Input material:

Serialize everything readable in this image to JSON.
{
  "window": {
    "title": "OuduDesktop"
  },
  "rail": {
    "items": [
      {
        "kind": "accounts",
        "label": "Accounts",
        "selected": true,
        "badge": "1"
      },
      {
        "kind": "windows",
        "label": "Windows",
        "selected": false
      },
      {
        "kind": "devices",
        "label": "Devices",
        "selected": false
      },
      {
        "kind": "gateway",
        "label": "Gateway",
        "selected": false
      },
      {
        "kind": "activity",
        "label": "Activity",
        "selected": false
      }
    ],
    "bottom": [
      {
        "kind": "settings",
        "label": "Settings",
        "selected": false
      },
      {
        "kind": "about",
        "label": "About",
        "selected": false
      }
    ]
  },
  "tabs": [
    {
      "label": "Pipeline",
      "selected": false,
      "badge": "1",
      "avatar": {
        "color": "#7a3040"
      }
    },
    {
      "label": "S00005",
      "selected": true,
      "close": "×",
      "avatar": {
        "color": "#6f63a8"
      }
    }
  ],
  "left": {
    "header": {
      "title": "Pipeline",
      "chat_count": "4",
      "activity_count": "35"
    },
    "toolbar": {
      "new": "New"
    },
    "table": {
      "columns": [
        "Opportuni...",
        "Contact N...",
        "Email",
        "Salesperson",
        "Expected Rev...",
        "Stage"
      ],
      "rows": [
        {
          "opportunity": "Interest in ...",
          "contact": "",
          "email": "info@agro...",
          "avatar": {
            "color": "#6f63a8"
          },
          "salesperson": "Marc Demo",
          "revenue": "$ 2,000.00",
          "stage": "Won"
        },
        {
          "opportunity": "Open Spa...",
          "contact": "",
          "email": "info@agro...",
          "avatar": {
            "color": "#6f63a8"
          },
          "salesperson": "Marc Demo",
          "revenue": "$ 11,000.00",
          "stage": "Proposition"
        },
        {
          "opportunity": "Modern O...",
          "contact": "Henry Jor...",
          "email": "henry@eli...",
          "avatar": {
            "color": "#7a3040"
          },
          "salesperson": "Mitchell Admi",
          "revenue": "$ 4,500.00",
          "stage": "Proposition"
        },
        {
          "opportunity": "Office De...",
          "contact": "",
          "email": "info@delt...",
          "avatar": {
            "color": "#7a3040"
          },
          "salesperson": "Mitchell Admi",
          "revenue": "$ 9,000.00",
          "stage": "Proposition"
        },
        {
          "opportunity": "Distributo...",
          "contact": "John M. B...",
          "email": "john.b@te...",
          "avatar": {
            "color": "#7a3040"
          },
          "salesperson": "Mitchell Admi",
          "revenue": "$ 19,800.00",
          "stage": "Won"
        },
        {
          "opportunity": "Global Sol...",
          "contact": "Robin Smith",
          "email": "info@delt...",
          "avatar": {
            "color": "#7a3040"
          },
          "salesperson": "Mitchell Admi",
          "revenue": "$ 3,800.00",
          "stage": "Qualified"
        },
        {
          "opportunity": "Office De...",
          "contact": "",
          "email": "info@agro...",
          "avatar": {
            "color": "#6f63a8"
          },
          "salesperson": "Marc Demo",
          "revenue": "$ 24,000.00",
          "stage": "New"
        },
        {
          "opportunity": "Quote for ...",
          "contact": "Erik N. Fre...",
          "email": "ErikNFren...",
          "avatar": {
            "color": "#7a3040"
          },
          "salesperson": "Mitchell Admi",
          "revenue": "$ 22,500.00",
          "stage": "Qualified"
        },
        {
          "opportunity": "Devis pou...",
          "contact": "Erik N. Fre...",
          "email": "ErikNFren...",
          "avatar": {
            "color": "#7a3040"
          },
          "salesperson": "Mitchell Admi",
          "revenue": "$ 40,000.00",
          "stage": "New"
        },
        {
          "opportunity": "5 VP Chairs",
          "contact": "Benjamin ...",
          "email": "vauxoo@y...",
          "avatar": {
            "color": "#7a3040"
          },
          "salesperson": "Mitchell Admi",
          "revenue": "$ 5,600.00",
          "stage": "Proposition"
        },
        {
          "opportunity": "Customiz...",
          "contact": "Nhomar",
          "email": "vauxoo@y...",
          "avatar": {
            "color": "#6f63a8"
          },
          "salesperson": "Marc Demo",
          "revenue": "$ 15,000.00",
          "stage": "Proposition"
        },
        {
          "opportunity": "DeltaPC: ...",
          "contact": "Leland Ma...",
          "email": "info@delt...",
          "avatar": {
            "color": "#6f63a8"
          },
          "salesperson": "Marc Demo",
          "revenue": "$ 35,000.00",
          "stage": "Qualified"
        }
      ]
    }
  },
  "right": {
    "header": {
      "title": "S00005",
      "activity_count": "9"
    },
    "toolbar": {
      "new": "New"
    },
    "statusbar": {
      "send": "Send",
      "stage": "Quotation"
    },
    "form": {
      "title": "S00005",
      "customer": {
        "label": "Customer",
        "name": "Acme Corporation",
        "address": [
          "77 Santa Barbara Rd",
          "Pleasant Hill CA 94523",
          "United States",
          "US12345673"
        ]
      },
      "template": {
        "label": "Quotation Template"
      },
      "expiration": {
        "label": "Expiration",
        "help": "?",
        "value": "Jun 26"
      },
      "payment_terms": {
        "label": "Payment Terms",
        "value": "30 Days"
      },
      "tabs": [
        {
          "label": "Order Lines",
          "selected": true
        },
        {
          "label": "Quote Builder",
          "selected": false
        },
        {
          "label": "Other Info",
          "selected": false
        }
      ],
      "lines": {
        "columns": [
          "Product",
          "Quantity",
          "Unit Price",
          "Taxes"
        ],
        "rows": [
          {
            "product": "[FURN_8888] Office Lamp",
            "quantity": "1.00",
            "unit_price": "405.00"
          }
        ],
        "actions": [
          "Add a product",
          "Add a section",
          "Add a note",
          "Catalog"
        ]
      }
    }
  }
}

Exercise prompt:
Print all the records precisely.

Your solution:
Serialize everything readable in this image to JSON.
{
  "window": {
    "title": "OuduDesktop"
  },
  "rail": {
    "items": [
      {
        "kind": "accounts",
        "label": "Accounts",
        "selected": true,
        "badge": "1"
      },
      {
        "kind": "windows",
        "label": "Windows",
        "selected": false
      },
      {
        "kind": "devices",
        "label": "Devices",
        "selected": false
      },
      {
        "kind": "gateway",
        "label": "Gateway",
        "selected": false
      },
      {
        "kind": "activity",
        "label": "Activity",
        "selected": false
      }
    ],
    "bottom": [
      {
        "kind": "settings",
        "label": "Settings",
        "selected": false
      },
      {
        "kind": "about",
        "label": "About",
        "selected": false
      }
    ]
  },
  "tabs": [
    {
      "label": "Pipeline",
      "selected": false,
      "badge": "1",
      "avatar": {
        "color": "#7a3040"
      }
    },
    {
      "label": "S00005",
      "selected": true,
      "close": "×",
      "avatar": {
        "color": "#6f63a8"
      }
    }
  ],
  "left": {
    "header": {
      "title": "Pipeline",
      "chat_count": "4",
      "activity_count": "35"
    },
    "toolbar": {
      "new": "New"
    },
    "table": {
      "columns": [
        "Opportuni...",
        "Contact N...",
        "Email",
        "Salesperson",
        "Expected Rev...",
        "Stage"
      ],
      "rows": [
        {
          "opportunity": "Interest in ...",
          "contact": "",
          "email": "info@agro...",
          "avatar": {
            "color": "#6f63a8"
          },
          "salesperson": "Marc Demo",
          "revenue": "$ 2,000.00",
          "stage": "Won"
        },
        {
          "opportunity": "Open Spa...",
          "contact": "",
          "email": "info@agro...",
          "avatar": {
            "color": "#6f63a8"
          },
          "salesperson": "Marc Demo",
          "revenue": "$ 11,000.00",
          "stage": "Proposition"
        },
        {
          "opportunity": "Modern O...",
          "contact": "Henry Jor...",
          "email": "henry@eli...",
          "avatar": {
            "color": "#7a3040"
          },
          "salesperson": "Mitchell Admi",
          "revenue": "$ 4,500.00",
          "stage": "Proposition"
        },
        {
          "opportunity": "Office De...",
          "contact": "",
          "email": "info@delt...",
          "avatar": {
            "color": "#7a3040"
          },
          "salesperson": "Mitchell Admi",
          "revenue": "$ 9,000.00",
          "stage": "Proposition"
        },
        {
          "opportunity": "Distributo...",
          "contact": "John M. B...",
          "email": "john.b@te...",
          "avatar": {
            "color": "#7a3040"
          },
          "salesperson": "Mitchell Admi",
          "revenue": "$ 19,800.00",
          "stage": "Won"
        },
        {
          "opportunity": "Global Sol...",
          "contact": "Robin Smith",
          "email": "info@delt...",
          "avatar": {
            "color": "#7a3040"
          },
          "salesperson": "Mitchell Admi",
          "revenue": "$ 3,800.00",
          "stage": "Qualified"
        },
        {
          "opportunity": "Office De...",
          "contact": "",
          "email": "info@agro...",
          "avatar": {
            "color": "#6f63a8"
          },
          "salesperson": "Marc Demo",
          "revenue": "$ 24,000.00",
          "stage": "New"
        },
        {
          "opportunity": "Quote for ...",
          "contact": "Erik N. Fre...",
          "email": "ErikNFren...",
          "avatar": {
            "color": "#7a3040"
          },
          "salesperson": "Mitchell Admi",
          "revenue": "$ 22,500.00",
          "stage": "Qualified"
        },
        {
          "opportunity": "Devis pou...",
          "contact": "Erik N. Fre...",
          "email": "ErikNFren...",
          "avatar": {
            "color": "#7a3040"
          },
          "salesperson": "Mitchell Admi",
          "revenue": "$ 40,000.00",
          "stage": "New"
        },
        {
          "opportunity": "5 VP Chairs",
          "contact": "Benjamin ...",
          "email": "vauxoo@y...",
          "avatar": {
            "color": "#7a3040"
          },
          "salesperson": "Mitchell Admi",
          "revenue": "$ 5,600.00",
          "stage": "Proposition"
        },
        {
          "opportunity": "Customiz...",
          "contact": "Nhomar",
          "email": "vauxoo@y...",
          "avatar": {
            "color": "#6f63a8"
          },
          "salesperson": "Marc Demo",
          "revenue": "$ 15,000.00",
          "stage": "Proposition"
        },
        {
          "opportunity": "DeltaPC: ...",
          "contact": "Leland Ma...",
          "email": "info@delt...",
          "avatar": {
            "color": "#6f63a8"
          },
          "salesperson": "Marc Demo",
          "revenue": "$ 35,000.00",
          "stage": "Qualified"
        }
      ]
    }
  },
  "right": {
    "header": {
      "title": "S00005",
      "activity_count": "9"
    },
    "toolbar": {
      "new": "New"
    },
    "statusbar": {
      "send": "Send",
      "stage": "Quotation"
    },
    "form": {
      "title": "S00005",
      "customer": {
        "label": "Customer",
        "name": "Acme Corporation",
        "address": [
          "77 Santa Barbara Rd",
          "Pleasant Hill CA 94523",
          "United States",
          "US12345673"
        ]
      },
      "template": {
        "label": "Quotation Template"
      },
      "expiration": {
        "label": "Expiration",
        "help": "?",
        "value": "Jun 26"
      },
      "payment_terms": {
        "label": "Payment Terms",
        "value": "30 Days"
      },
      "tabs": [
        {
          "label": "Order Lines",
          "selected": true
        },
        {
          "label": "Quote Builder",
          "selected": false
        },
        {
          "label": "Other Info",
          "selected": false
        }
      ],
      "lines": {
        "columns": [
          "Product",
          "Quantity",
          "Unit Price",
          "Taxes"
        ],
        "rows": [
          {
            "product": "[FURN_8888] Office Lamp",
            "quantity": "1.00",
            "unit_price": "405.00"
          }
        ],
        "actions": [
          "Add a product",
          "Add a section",
          "Add a note",
          "Catalog"
        ]
      }
    }
  }
}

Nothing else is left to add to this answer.